“Each soil has its own history”, wrote Charles Kellogg in his book The Soils that Support Us (1956). Indeed, there are several processes happening in the background that are responsible for the dynamic nature of the soils that support our forests and agriculture. These processes can give rise to variations in the soils that are evident in as little as a kilometre in the same geographic area, as examined by a team of scientists from the Indian Institute of Science, Bangalore. The variation in the soil, also known as soil heterogeneity, plays an important role in forest ecology. The spatial differences in the soil may ensure that the same substrate can be differentially utilized by multiple species, thus enabling co-existence of diverse plants and maintenance of the community structure.

A wasp armed with a toothed, saw-like drill
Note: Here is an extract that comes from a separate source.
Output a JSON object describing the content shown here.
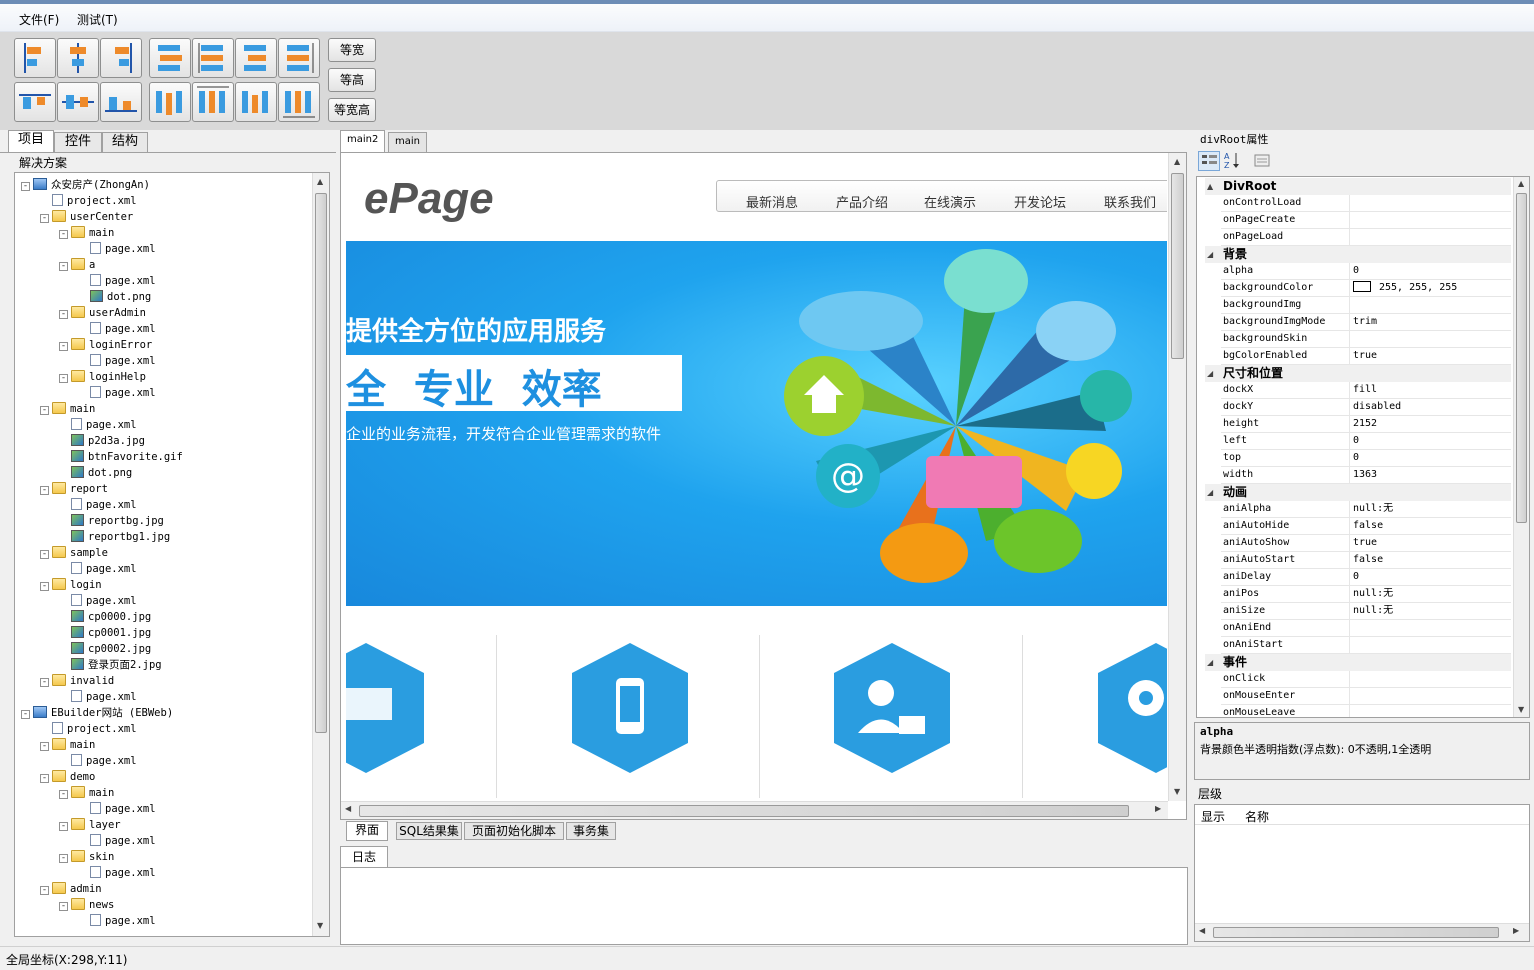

Wasps lay eggs using an egg laying organ called the ovipositor. Some wasps lay eggs inside figs and need to drill through the fig fruit to do so. Researchers from IISc have unearthed the mechanism that these wasps use — they have teeth like projections on the ovipositor, like a saw. And that’s not all, these teeth are coated with zinc. Insights gained from this study may help us to build tools that aid in robot assisted surgery, and novel mechanisms to bore through hard surfaces.